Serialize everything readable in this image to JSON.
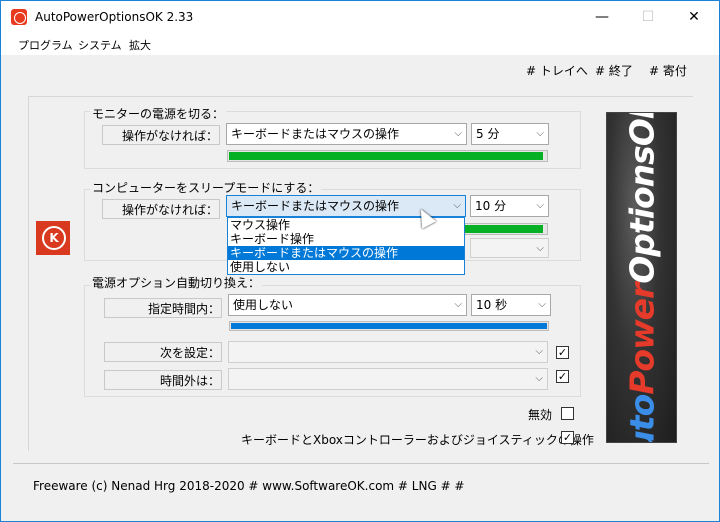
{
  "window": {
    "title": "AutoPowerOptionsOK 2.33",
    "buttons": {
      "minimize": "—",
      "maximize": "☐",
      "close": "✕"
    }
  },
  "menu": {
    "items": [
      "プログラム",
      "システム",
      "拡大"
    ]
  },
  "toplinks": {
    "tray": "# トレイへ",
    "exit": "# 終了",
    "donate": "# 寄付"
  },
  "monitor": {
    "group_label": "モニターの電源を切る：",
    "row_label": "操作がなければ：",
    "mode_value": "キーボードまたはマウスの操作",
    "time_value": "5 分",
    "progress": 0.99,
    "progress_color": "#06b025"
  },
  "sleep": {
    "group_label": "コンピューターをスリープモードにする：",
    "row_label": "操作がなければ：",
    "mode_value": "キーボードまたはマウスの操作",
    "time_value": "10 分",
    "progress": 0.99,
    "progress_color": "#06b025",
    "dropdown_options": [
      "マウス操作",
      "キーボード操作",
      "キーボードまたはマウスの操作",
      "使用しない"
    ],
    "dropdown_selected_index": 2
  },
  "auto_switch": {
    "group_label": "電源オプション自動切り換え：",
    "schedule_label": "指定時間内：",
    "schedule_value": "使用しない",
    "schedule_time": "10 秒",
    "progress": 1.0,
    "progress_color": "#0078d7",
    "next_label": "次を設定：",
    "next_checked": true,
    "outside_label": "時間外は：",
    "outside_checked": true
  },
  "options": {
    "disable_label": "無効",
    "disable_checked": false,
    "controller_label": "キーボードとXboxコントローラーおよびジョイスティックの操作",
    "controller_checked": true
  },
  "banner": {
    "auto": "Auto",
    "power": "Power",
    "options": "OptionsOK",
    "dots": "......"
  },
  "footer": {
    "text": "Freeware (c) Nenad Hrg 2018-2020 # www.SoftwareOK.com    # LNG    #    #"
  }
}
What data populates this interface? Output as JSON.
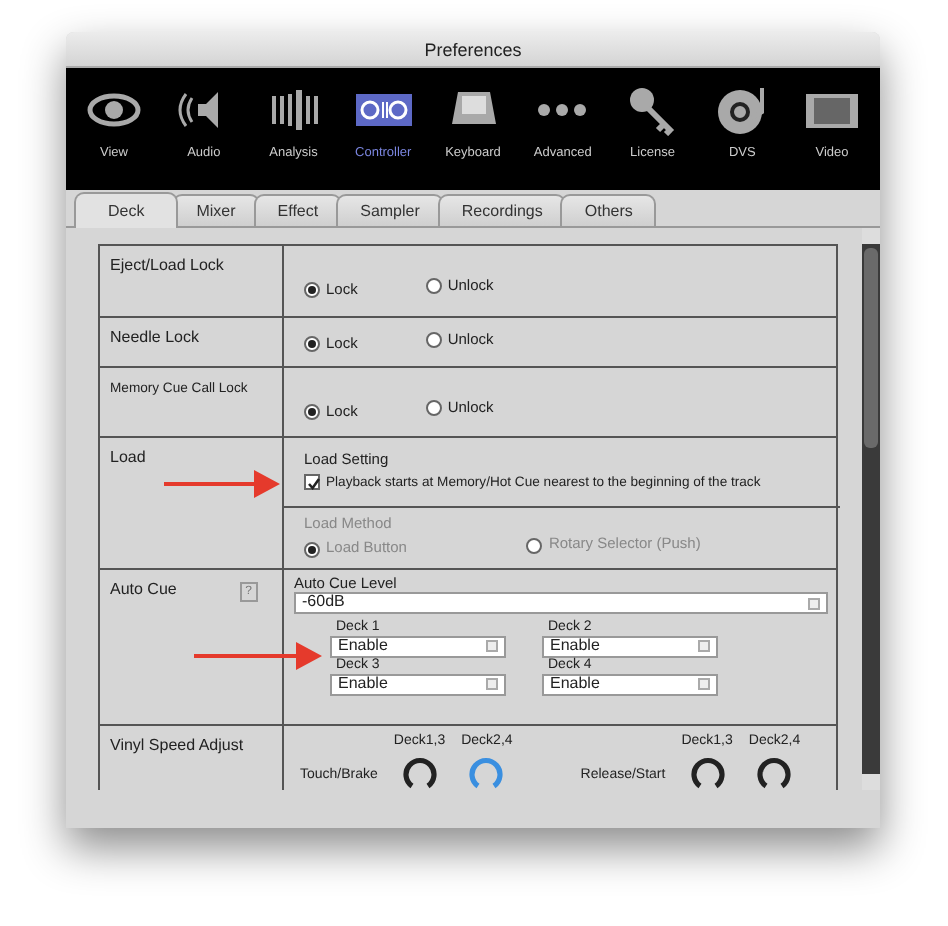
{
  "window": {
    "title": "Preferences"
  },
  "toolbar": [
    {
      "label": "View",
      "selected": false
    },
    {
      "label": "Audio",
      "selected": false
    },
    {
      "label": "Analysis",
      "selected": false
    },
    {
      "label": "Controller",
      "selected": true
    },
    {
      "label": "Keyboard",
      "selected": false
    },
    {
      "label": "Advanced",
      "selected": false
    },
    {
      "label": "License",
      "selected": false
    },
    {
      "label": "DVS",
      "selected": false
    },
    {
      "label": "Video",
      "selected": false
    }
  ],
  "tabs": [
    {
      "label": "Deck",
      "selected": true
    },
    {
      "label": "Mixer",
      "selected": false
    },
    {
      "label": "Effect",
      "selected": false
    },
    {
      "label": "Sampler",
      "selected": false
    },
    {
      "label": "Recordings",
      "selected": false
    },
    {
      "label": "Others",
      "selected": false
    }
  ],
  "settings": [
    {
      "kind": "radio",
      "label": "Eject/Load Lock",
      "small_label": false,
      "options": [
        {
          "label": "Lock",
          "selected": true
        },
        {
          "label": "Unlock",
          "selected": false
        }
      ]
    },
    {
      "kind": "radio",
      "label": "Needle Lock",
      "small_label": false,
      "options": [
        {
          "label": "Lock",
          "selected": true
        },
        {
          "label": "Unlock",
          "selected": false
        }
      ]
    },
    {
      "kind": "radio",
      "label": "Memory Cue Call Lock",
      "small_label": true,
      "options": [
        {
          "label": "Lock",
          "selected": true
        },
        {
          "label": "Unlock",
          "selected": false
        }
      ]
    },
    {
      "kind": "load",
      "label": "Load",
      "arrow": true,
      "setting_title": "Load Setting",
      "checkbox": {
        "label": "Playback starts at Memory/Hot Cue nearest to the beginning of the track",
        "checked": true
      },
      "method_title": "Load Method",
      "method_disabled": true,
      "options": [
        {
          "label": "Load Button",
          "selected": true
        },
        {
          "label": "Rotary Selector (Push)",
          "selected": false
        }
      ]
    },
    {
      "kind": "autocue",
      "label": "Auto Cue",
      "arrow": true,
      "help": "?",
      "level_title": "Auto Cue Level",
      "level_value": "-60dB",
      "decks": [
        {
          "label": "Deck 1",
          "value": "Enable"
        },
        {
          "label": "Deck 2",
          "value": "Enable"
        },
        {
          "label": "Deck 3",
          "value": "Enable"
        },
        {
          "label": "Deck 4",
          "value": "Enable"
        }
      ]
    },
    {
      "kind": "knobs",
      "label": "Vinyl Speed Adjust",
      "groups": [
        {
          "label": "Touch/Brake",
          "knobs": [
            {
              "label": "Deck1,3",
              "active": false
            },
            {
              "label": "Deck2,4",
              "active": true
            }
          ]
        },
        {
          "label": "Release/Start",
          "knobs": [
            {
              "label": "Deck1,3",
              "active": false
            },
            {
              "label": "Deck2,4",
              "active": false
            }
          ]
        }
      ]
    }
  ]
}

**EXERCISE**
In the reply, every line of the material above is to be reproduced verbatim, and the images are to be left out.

**SOLUTION**
Serialize everything readable in this image to JSON.
{
  "window": {
    "title": "AutoPowerOptionsOK 2.33",
    "buttons": {
      "minimize": "—",
      "maximize": "☐",
      "close": "✕"
    }
  },
  "menu": {
    "items": [
      "プログラム",
      "システム",
      "拡大"
    ]
  },
  "toplinks": {
    "tray": "# トレイへ",
    "exit": "# 終了",
    "donate": "# 寄付"
  },
  "monitor": {
    "group_label": "モニターの電源を切る：",
    "row_label": "操作がなければ：",
    "mode_value": "キーボードまたはマウスの操作",
    "time_value": "5 分",
    "progress": 0.99,
    "progress_color": "#06b025"
  },
  "sleep": {
    "group_label": "コンピューターをスリープモードにする：",
    "row_label": "操作がなければ：",
    "mode_value": "キーボードまたはマウスの操作",
    "time_value": "10 分",
    "progress": 0.99,
    "progress_color": "#06b025",
    "dropdown_options": [
      "マウス操作",
      "キーボード操作",
      "キーボードまたはマウスの操作",
      "使用しない"
    ],
    "dropdown_selected_index": 2
  },
  "auto_switch": {
    "group_label": "電源オプション自動切り換え：",
    "schedule_label": "指定時間内：",
    "schedule_value": "使用しない",
    "schedule_time": "10 秒",
    "progress": 1.0,
    "progress_color": "#0078d7",
    "next_label": "次を設定：",
    "next_checked": true,
    "outside_label": "時間外は：",
    "outside_checked": true
  },
  "options": {
    "disable_label": "無効",
    "disable_checked": false,
    "controller_label": "キーボードとXboxコントローラーおよびジョイスティックの操作",
    "controller_checked": true
  },
  "banner": {
    "auto": "Auto",
    "power": "Power",
    "options": "OptionsOK",
    "dots": "......"
  },
  "footer": {
    "text": "Freeware (c) Nenad Hrg 2018-2020 # www.SoftwareOK.com    # LNG    #    #"
  }
}
What data populates this interface? Output as JSON.
{
  "window": {
    "title": "Preferences"
  },
  "toolbar": [
    {
      "label": "View",
      "selected": false
    },
    {
      "label": "Audio",
      "selected": false
    },
    {
      "label": "Analysis",
      "selected": false
    },
    {
      "label": "Controller",
      "selected": true
    },
    {
      "label": "Keyboard",
      "selected": false
    },
    {
      "label": "Advanced",
      "selected": false
    },
    {
      "label": "License",
      "selected": false
    },
    {
      "label": "DVS",
      "selected": false
    },
    {
      "label": "Video",
      "selected": false
    }
  ],
  "tabs": [
    {
      "label": "Deck",
      "selected": true
    },
    {
      "label": "Mixer",
      "selected": false
    },
    {
      "label": "Effect",
      "selected": false
    },
    {
      "label": "Sampler",
      "selected": false
    },
    {
      "label": "Recordings",
      "selected": false
    },
    {
      "label": "Others",
      "selected": false
    }
  ],
  "settings": [
    {
      "kind": "radio",
      "label": "Eject/Load Lock",
      "small_label": false,
      "options": [
        {
          "label": "Lock",
          "selected": true
        },
        {
          "label": "Unlock",
          "selected": false
        }
      ]
    },
    {
      "kind": "radio",
      "label": "Needle Lock",
      "small_label": false,
      "options": [
        {
          "label": "Lock",
          "selected": true
        },
        {
          "label": "Unlock",
          "selected": false
        }
      ]
    },
    {
      "kind": "radio",
      "label": "Memory Cue Call Lock",
      "small_label": true,
      "options": [
        {
          "label": "Lock",
          "selected": true
        },
        {
          "label": "Unlock",
          "selected": false
        }
      ]
    },
    {
      "kind": "load",
      "label": "Load",
      "arrow": true,
      "setting_title": "Load Setting",
      "checkbox": {
        "label": "Playback starts at Memory/Hot Cue nearest to the beginning of the track",
        "checked": true
      },
      "method_title": "Load Method",
      "method_disabled": true,
      "options": [
        {
          "label": "Load Button",
          "selected": true
        },
        {
          "label": "Rotary Selector (Push)",
          "selected": false
        }
      ]
    },
    {
      "kind": "autocue",
      "label": "Auto Cue",
      "arrow": true,
      "help": "?",
      "level_title": "Auto Cue Level",
      "level_value": "-60dB",
      "decks": [
        {
          "label": "Deck 1",
          "value": "Enable"
        },
        {
          "label": "Deck 2",
          "value": "Enable"
        },
        {
          "label": "Deck 3",
          "value": "Enable"
        },
        {
          "label": "Deck 4",
          "value": "Enable"
        }
      ]
    },
    {
      "kind": "knobs",
      "label": "Vinyl Speed Adjust",
      "groups": [
        {
          "label": "Touch/Brake",
          "knobs": [
            {
              "label": "Deck1,3",
              "active": false
            },
            {
              "label": "Deck2,4",
              "active": true
            }
          ]
        },
        {
          "label": "Release/Start",
          "knobs": [
            {
              "label": "Deck1,3",
              "active": false
            },
            {
              "label": "Deck2,4",
              "active": false
            }
          ]
        }
      ]
    }
  ]
}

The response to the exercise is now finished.